But memories and mystery about the hall linger, prompting volunteers from Friends of Anderton and Marbury (FoAM) to research its history to share with the community for years to come.
Mary Jeeves, FoAM chairman, said: “When we are in the park visitors often ask us about the hall – where was it? What did it look like? How big was it? Why was it demolished?
“It requires quite a bit of imagination to picture it.
“Few realise that at one time it housed a collection of valuable art treasures.
“Some come to revisit somewhere that they remember from their childhood or that their parents and grandparents have told them about.
“They have memories of living in the hutments or exploring the overgrown parkland as children.
“Many have been generous in sharing their reminiscences and photographs and there is still more information out there.”
The research project began with the intention to replace an interpretation panel for visitors at the site of the hall.
But researchers, including Frances Findlay, Chris Moseley, Nathan Rathbone and Alan Redley, with help from local historian Geoff Buchan and an appeal in the Guardian, were quickly overwhelmed by information and have set up a website to house it all.This has been splilt into different sections focusing on families associated with the hall, the houses on the site, its art collections, Marbury Hall Country Club, Marbury Hall during the Second World War, ICI ownership of it, the legends associated with the hall and families and a section about the park.
Mary said: “Once you start looking through the records, it becomes almost obsessive.
“I was struck by the 1871 census return which recorded that two Smith Barry brothers, aged 26 and 28, were living in the hall with 23 servants!
“It is sad that a building of significant architectural importance for this area was demolished, but it may be that we would not have public access to an outstanding country park if it were still standing.”
The website is marburyhall.com.

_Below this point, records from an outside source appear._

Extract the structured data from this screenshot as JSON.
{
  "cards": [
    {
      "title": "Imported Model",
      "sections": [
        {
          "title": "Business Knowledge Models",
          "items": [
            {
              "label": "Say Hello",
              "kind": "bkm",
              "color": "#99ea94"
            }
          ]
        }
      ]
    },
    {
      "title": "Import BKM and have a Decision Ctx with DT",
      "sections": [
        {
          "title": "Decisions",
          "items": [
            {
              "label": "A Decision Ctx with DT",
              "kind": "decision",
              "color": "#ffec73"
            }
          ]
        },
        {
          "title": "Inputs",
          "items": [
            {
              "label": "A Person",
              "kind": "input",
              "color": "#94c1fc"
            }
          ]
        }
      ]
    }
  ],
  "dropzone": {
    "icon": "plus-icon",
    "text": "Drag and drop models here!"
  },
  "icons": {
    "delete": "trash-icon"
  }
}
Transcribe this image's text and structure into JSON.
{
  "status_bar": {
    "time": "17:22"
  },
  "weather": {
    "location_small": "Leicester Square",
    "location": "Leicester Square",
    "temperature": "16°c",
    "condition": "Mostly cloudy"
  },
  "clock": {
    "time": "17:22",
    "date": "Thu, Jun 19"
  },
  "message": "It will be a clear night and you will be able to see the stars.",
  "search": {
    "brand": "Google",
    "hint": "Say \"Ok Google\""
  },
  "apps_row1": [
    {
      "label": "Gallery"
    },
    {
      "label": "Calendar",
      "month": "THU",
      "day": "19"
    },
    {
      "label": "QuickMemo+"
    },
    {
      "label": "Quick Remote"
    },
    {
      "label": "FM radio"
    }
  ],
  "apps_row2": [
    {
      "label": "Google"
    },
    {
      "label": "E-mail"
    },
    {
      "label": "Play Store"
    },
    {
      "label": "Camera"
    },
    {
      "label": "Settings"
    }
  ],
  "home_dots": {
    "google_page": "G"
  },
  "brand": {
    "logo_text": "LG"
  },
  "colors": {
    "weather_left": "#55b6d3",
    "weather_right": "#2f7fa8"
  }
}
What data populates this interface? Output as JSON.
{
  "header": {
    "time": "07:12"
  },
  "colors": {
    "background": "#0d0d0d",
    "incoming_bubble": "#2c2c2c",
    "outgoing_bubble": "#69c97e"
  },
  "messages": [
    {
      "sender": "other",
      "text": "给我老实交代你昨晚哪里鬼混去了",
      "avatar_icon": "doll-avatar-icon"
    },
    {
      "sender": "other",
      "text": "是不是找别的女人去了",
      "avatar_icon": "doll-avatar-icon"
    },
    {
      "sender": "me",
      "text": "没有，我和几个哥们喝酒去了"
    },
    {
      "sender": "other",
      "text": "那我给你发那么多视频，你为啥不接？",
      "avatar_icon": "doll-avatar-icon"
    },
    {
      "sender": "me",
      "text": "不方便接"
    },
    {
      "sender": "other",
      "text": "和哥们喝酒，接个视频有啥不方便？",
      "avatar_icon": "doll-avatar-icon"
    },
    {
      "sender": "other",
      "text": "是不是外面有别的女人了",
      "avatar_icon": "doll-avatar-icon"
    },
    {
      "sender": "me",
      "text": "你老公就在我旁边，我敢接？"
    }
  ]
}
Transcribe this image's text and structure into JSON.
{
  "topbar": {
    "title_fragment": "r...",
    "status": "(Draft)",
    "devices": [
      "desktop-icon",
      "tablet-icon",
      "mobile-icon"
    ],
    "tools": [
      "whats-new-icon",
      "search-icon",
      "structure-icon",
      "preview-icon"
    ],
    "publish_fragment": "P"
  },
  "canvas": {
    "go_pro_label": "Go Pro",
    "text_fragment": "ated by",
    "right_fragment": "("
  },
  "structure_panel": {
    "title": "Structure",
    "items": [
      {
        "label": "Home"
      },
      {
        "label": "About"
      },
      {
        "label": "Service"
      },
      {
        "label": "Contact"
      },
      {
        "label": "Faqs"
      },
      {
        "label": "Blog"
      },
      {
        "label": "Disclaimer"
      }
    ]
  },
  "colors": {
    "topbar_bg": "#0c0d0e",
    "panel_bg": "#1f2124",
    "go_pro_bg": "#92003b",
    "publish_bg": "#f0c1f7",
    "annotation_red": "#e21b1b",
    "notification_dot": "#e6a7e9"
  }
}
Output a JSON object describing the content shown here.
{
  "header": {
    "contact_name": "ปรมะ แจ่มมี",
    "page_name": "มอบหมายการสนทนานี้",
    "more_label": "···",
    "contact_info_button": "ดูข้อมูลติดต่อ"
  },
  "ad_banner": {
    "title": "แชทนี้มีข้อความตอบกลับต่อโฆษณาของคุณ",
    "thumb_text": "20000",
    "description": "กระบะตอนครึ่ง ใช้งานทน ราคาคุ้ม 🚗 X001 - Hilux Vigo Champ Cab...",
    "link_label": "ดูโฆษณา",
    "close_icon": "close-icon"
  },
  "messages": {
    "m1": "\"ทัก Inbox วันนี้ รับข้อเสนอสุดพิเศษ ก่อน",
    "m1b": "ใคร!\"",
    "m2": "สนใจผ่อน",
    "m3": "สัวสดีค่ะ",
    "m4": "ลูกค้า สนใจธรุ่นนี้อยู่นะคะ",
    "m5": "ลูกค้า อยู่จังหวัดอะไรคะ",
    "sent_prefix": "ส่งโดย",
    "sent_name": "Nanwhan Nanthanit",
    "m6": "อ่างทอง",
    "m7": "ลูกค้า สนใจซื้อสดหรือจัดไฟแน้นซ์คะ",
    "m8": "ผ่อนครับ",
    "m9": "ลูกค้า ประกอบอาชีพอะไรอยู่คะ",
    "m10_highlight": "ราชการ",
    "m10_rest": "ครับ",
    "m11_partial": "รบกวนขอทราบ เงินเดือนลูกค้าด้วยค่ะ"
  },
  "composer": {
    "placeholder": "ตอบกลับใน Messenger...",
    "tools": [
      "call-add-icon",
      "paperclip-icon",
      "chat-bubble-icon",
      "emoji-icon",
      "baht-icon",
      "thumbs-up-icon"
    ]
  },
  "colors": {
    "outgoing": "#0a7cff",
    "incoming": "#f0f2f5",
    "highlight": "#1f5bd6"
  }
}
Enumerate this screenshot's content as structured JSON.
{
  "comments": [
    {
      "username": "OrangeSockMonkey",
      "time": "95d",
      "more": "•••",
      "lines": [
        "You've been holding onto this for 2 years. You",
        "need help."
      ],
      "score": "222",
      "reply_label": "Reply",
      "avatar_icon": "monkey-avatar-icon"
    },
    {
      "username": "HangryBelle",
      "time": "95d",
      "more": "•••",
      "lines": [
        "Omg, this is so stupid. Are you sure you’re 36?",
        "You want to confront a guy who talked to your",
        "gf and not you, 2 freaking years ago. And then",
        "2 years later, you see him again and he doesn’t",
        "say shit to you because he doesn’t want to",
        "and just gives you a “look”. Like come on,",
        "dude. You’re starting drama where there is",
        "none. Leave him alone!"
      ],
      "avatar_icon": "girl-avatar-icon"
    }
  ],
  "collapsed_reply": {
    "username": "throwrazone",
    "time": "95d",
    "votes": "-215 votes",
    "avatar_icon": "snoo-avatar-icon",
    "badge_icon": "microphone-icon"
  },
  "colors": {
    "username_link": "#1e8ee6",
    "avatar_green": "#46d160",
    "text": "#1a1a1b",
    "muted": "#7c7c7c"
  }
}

• An illustrated talk on Marbury Hall by FoAM will be given at Comberbach Memorial Hall at 7.30pm on Monday, March 11. For more information ring Frances Findlay 01606 44727.